__Problem requirements__
Apart from the pictures, every line below is to be set down exactly.

__Provided data__
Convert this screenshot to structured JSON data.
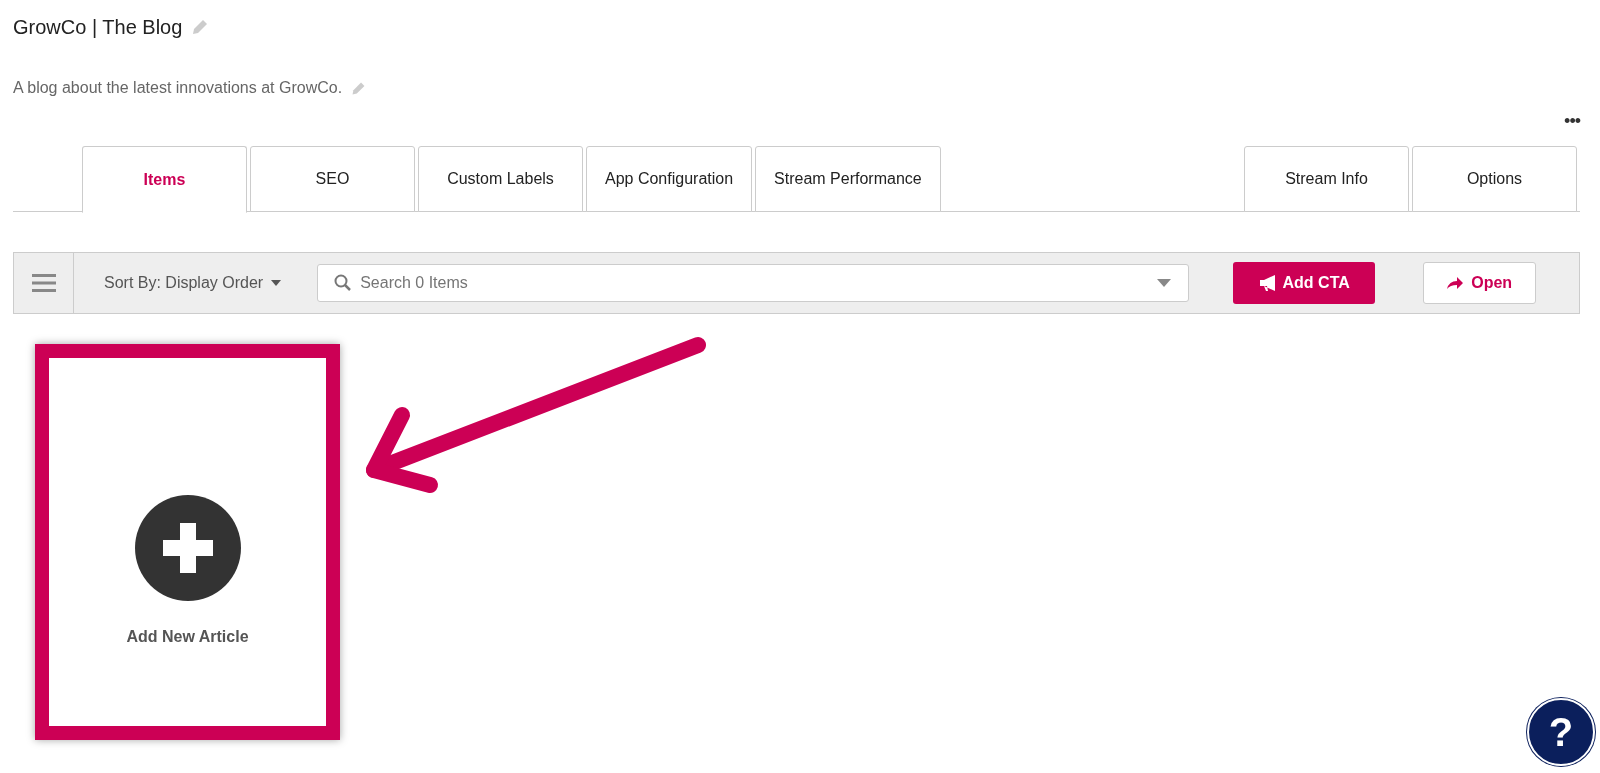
{
  "header": {
    "title": "GrowCo | The Blog",
    "description": "A blog about the latest innovations at GrowCo.",
    "more_menu": "•••"
  },
  "tabs": [
    {
      "label": "Items",
      "selected": true
    },
    {
      "label": "SEO",
      "selected": false
    },
    {
      "label": "Custom Labels",
      "selected": false
    },
    {
      "label": "App Configuration",
      "selected": false
    },
    {
      "label": "Stream Performance",
      "selected": false
    }
  ],
  "right_tabs": [
    {
      "label": "Stream Info",
      "selected": false
    },
    {
      "label": "Options",
      "selected": false
    }
  ],
  "toolbar": {
    "sort_label": "Sort By: Display Order",
    "search": {
      "placeholder": "Search 0 Items"
    },
    "add_cta_button": "Add CTA",
    "open_button": "Open"
  },
  "add_card": {
    "label": "Add New Article"
  },
  "help_button": "?"
}
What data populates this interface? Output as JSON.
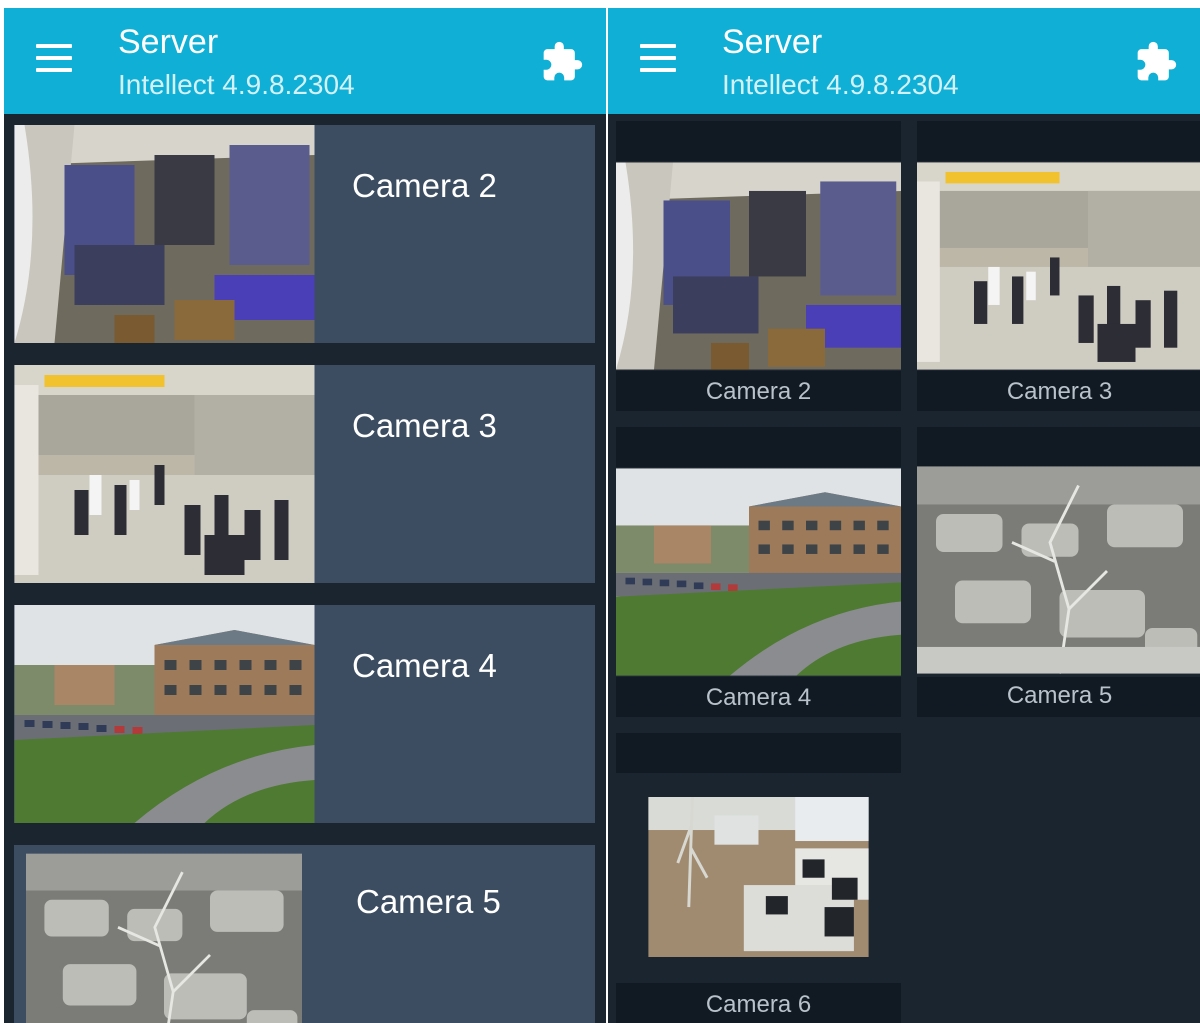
{
  "left_view": {
    "header": {
      "title": "Server",
      "subtitle": "Intellect 4.9.8.2304"
    },
    "cameras": [
      {
        "label": "Camera 2",
        "scene": "warehouse-interior"
      },
      {
        "label": "Camera 3",
        "scene": "airport-hall"
      },
      {
        "label": "Camera 4",
        "scene": "office-building-exterior"
      },
      {
        "label": "Camera 5",
        "scene": "parking-lot-grayscale"
      }
    ]
  },
  "right_view": {
    "header": {
      "title": "Server",
      "subtitle": "Intellect 4.9.8.2304"
    },
    "cameras": [
      {
        "label": "Camera 2",
        "scene": "warehouse-interior"
      },
      {
        "label": "Camera 3",
        "scene": "airport-hall"
      },
      {
        "label": "Camera 4",
        "scene": "office-building-exterior"
      },
      {
        "label": "Camera 5",
        "scene": "parking-lot-grayscale"
      },
      {
        "label": "Camera 6",
        "scene": "office-interior"
      }
    ]
  },
  "icons": {
    "menu": "hamburger-menu-icon",
    "plugins": "puzzle-piece-icon"
  },
  "colors": {
    "app_bar": "#10b0d6",
    "background": "#1b2530",
    "list_card": "#3c4d62",
    "tile_bar": "#111a23"
  }
}
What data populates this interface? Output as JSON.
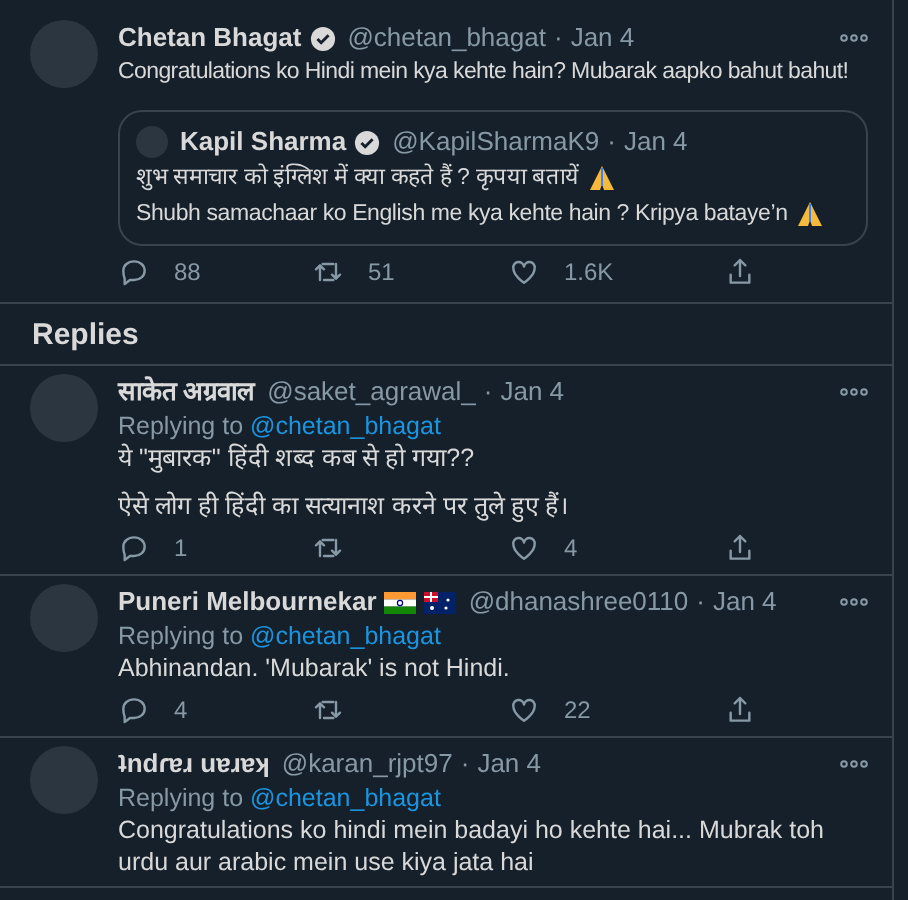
{
  "tweet": {
    "name": "Chetan Bhagat",
    "verified": true,
    "handle": "@chetan_bhagat",
    "separator": "·",
    "date": "Jan 4",
    "text": "Congratulations ko Hindi mein kya kehte hain? Mubarak aapko bahut bahut!",
    "quote": {
      "name": "Kapil Sharma",
      "verified": true,
      "handle": "@KapilSharmaK9",
      "separator": "·",
      "date": "Jan 4",
      "lines": [
        {
          "text": "शुभ समाचार को इंग्लिश में क्या कहते हैं ? कृपया बतायें",
          "emoji": true
        },
        {
          "text": "Shubh samachaar ko English me kya kehte hain ? Kripya bataye’n",
          "emoji": true
        }
      ]
    },
    "actions": {
      "replies": "88",
      "retweets": "51",
      "likes": "1.6K"
    }
  },
  "replies_heading": "Replies",
  "replies": [
    {
      "name": "साकेत अग्रवाल",
      "handle": "@saket_agrawal_",
      "separator": "·",
      "date": "Jan 4",
      "replying_label": "Replying to",
      "replying_to": "@chetan_bhagat",
      "paragraphs": [
        "ये \"मुबारक\" हिंदी शब्द कब से हो गया??",
        "ऐसे लोग ही हिंदी का सत्यानाश करने पर तुले हुए हैं।"
      ],
      "actions": {
        "replies": "1",
        "likes": "4"
      }
    },
    {
      "name": "Puneri Melbournekar",
      "flags": [
        {
          "kind": "india"
        },
        {
          "kind": "australia"
        }
      ],
      "handle": "@dhanashree0110",
      "separator": "·",
      "date": "Jan 4",
      "replying_label": "Replying to",
      "replying_to": "@chetan_bhagat",
      "paragraphs": [
        "Abhinandan. 'Mubarak' is not Hindi."
      ],
      "actions": {
        "replies": "4",
        "likes": "22"
      }
    },
    {
      "name": "ʇndɾɐɹ uɐɹɐʞ",
      "handle": "@karan_rjpt97",
      "separator": "·",
      "date": "Jan 4",
      "replying_label": "Replying to",
      "replying_to": "@chetan_bhagat",
      "paragraphs": [
        "Congratulations ko hindi mein badayi ho kehte hai... Mubrak toh urdu aur arabic mein use kiya jata hai"
      ]
    }
  ]
}
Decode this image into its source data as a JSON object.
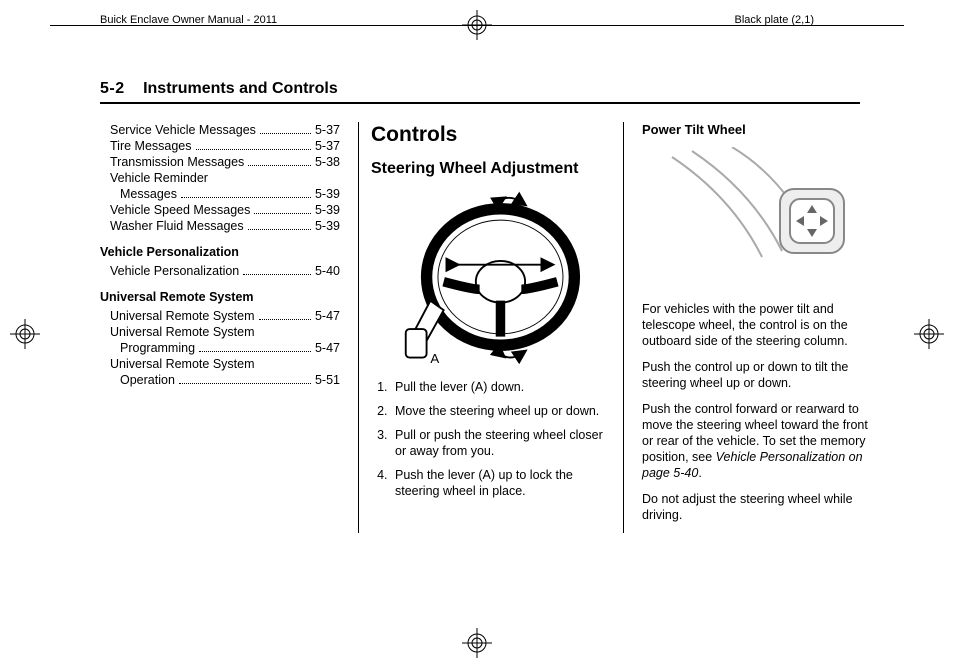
{
  "running_head": {
    "left": "Buick Enclave Owner Manual - 2011",
    "right": "Black plate (2,1)"
  },
  "section": {
    "page_num": "5-2",
    "title": "Instruments and Controls"
  },
  "toc": {
    "items_a": [
      {
        "label": "Service Vehicle Messages",
        "page": "5-37"
      },
      {
        "label": "Tire Messages",
        "page": "5-37"
      },
      {
        "label": "Transmission Messages",
        "page": "5-38"
      }
    ],
    "vrm_line1": "Vehicle Reminder",
    "vrm_line2": "Messages",
    "vrm_page": "5-39",
    "items_b": [
      {
        "label": "Vehicle Speed Messages",
        "page": "5-39"
      },
      {
        "label": "Washer Fluid Messages",
        "page": "5-39"
      }
    ],
    "head_vp": "Vehicle Personalization",
    "vp_item": {
      "label": "Vehicle Personalization",
      "page": "5-40"
    },
    "head_urs": "Universal Remote System",
    "urs_item1": {
      "label": "Universal Remote System",
      "page": "5-47"
    },
    "urs_p_line1": "Universal Remote System",
    "urs_p_line2": "Programming",
    "urs_p_page": "5-47",
    "urs_o_line1": "Universal Remote System",
    "urs_o_line2": "Operation",
    "urs_o_page": "5-51"
  },
  "controls": {
    "h2": "Controls",
    "h3": "Steering Wheel Adjustment",
    "caption_letter": "A",
    "steps": [
      "Pull the lever (A) down.",
      "Move the steering wheel up or down.",
      "Pull or push the steering wheel closer or away from you.",
      "Push the lever (A) up to lock the steering wheel in place."
    ]
  },
  "power_tilt": {
    "h4": "Power Tilt Wheel",
    "p1": "For vehicles with the power tilt and telescope wheel, the control is on the outboard side of the steering column.",
    "p2": "Push the control up or down to tilt the steering wheel up or down.",
    "p3a": "Push the control forward or rearward to move the steering wheel toward the front or rear of the vehicle. To set the memory position, see ",
    "p3b_ital": "Vehicle Personalization on page 5-40",
    "p3c": ".",
    "p4": "Do not adjust the steering wheel while driving."
  }
}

__Task solution__
Convert this screenshot to structured JSON data.
{
  "header": {
    "title": "GrowCo | The Blog",
    "description": "A blog about the latest innovations at GrowCo.",
    "more_menu": "•••"
  },
  "tabs": [
    {
      "label": "Items",
      "selected": true
    },
    {
      "label": "SEO",
      "selected": false
    },
    {
      "label": "Custom Labels",
      "selected": false
    },
    {
      "label": "App Configuration",
      "selected": false
    },
    {
      "label": "Stream Performance",
      "selected": false
    }
  ],
  "right_tabs": [
    {
      "label": "Stream Info",
      "selected": false
    },
    {
      "label": "Options",
      "selected": false
    }
  ],
  "toolbar": {
    "sort_label": "Sort By: Display Order",
    "search": {
      "placeholder": "Search 0 Items"
    },
    "add_cta_button": "Add CTA",
    "open_button": "Open"
  },
  "add_card": {
    "label": "Add New Article"
  },
  "help_button": "?"
}
What data populates this interface? Output as JSON.
{
  "left_view": {
    "header": {
      "title": "Server",
      "subtitle": "Intellect 4.9.8.2304"
    },
    "cameras": [
      {
        "label": "Camera 2",
        "scene": "warehouse-interior"
      },
      {
        "label": "Camera 3",
        "scene": "airport-hall"
      },
      {
        "label": "Camera 4",
        "scene": "office-building-exterior"
      },
      {
        "label": "Camera 5",
        "scene": "parking-lot-grayscale"
      }
    ]
  },
  "right_view": {
    "header": {
      "title": "Server",
      "subtitle": "Intellect 4.9.8.2304"
    },
    "cameras": [
      {
        "label": "Camera 2",
        "scene": "warehouse-interior"
      },
      {
        "label": "Camera 3",
        "scene": "airport-hall"
      },
      {
        "label": "Camera 4",
        "scene": "office-building-exterior"
      },
      {
        "label": "Camera 5",
        "scene": "parking-lot-grayscale"
      },
      {
        "label": "Camera 6",
        "scene": "office-interior"
      }
    ]
  },
  "icons": {
    "menu": "hamburger-menu-icon",
    "plugins": "puzzle-piece-icon"
  },
  "colors": {
    "app_bar": "#10b0d6",
    "background": "#1b2530",
    "list_card": "#3c4d62",
    "tile_bar": "#111a23"
  }
}
What data populates this interface? Output as JSON.
{
  "tweet": {
    "name": "Chetan Bhagat",
    "verified": true,
    "handle": "@chetan_bhagat",
    "separator": "·",
    "date": "Jan 4",
    "text": "Congratulations ko Hindi mein kya kehte hain? Mubarak aapko bahut bahut!",
    "quote": {
      "name": "Kapil Sharma",
      "verified": true,
      "handle": "@KapilSharmaK9",
      "separator": "·",
      "date": "Jan 4",
      "lines": [
        {
          "text": "शुभ समाचार को इंग्लिश में क्या कहते हैं ? कृपया बतायें",
          "emoji": true
        },
        {
          "text": "Shubh samachaar ko English me kya kehte hain ? Kripya bataye’n",
          "emoji": true
        }
      ]
    },
    "actions": {
      "replies": "88",
      "retweets": "51",
      "likes": "1.6K"
    }
  },
  "replies_heading": "Replies",
  "replies": [
    {
      "name": "साकेत अग्रवाल",
      "handle": "@saket_agrawal_",
      "separator": "·",
      "date": "Jan 4",
      "replying_label": "Replying to",
      "replying_to": "@chetan_bhagat",
      "paragraphs": [
        "ये \"मुबारक\" हिंदी शब्द कब से हो गया??",
        "ऐसे लोग ही हिंदी का सत्यानाश करने पर तुले हुए हैं।"
      ],
      "actions": {
        "replies": "1",
        "likes": "4"
      }
    },
    {
      "name": "Puneri Melbournekar",
      "flags": [
        {
          "kind": "india"
        },
        {
          "kind": "australia"
        }
      ],
      "handle": "@dhanashree0110",
      "separator": "·",
      "date": "Jan 4",
      "replying_label": "Replying to",
      "replying_to": "@chetan_bhagat",
      "paragraphs": [
        "Abhinandan. 'Mubarak' is not Hindi."
      ],
      "actions": {
        "replies": "4",
        "likes": "22"
      }
    },
    {
      "name": "ʇndɾɐɹ uɐɹɐʞ",
      "handle": "@karan_rjpt97",
      "separator": "·",
      "date": "Jan 4",
      "replying_label": "Replying to",
      "replying_to": "@chetan_bhagat",
      "paragraphs": [
        "Congratulations ko hindi mein badayi ho kehte hai... Mubrak toh urdu aur arabic mein use kiya jata hai"
      ]
    }
  ]
}
Decode this image into its source data as a JSON object.
{
  "running_head": {
    "left": "Buick Enclave Owner Manual - 2011",
    "right": "Black plate (2,1)"
  },
  "section": {
    "page_num": "5-2",
    "title": "Instruments and Controls"
  },
  "toc": {
    "items_a": [
      {
        "label": "Service Vehicle Messages",
        "page": "5-37"
      },
      {
        "label": "Tire Messages",
        "page": "5-37"
      },
      {
        "label": "Transmission Messages",
        "page": "5-38"
      }
    ],
    "vrm_line1": "Vehicle Reminder",
    "vrm_line2": "Messages",
    "vrm_page": "5-39",
    "items_b": [
      {
        "label": "Vehicle Speed Messages",
        "page": "5-39"
      },
      {
        "label": "Washer Fluid Messages",
        "page": "5-39"
      }
    ],
    "head_vp": "Vehicle Personalization",
    "vp_item": {
      "label": "Vehicle Personalization",
      "page": "5-40"
    },
    "head_urs": "Universal Remote System",
    "urs_item1": {
      "label": "Universal Remote System",
      "page": "5-47"
    },
    "urs_p_line1": "Universal Remote System",
    "urs_p_line2": "Programming",
    "urs_p_page": "5-47",
    "urs_o_line1": "Universal Remote System",
    "urs_o_line2": "Operation",
    "urs_o_page": "5-51"
  },
  "controls": {
    "h2": "Controls",
    "h3": "Steering Wheel Adjustment",
    "caption_letter": "A",
    "steps": [
      "Pull the lever (A) down.",
      "Move the steering wheel up or down.",
      "Pull or push the steering wheel closer or away from you.",
      "Push the lever (A) up to lock the steering wheel in place."
    ]
  },
  "power_tilt": {
    "h4": "Power Tilt Wheel",
    "p1": "For vehicles with the power tilt and telescope wheel, the control is on the outboard side of the steering column.",
    "p2": "Push the control up or down to tilt the steering wheel up or down.",
    "p3a": "Push the control forward or rearward to move the steering wheel toward the front or rear of the vehicle. To set the memory position, see ",
    "p3b_ital": "Vehicle Personalization on page 5-40",
    "p3c": ".",
    "p4": "Do not adjust the steering wheel while driving."
  }
}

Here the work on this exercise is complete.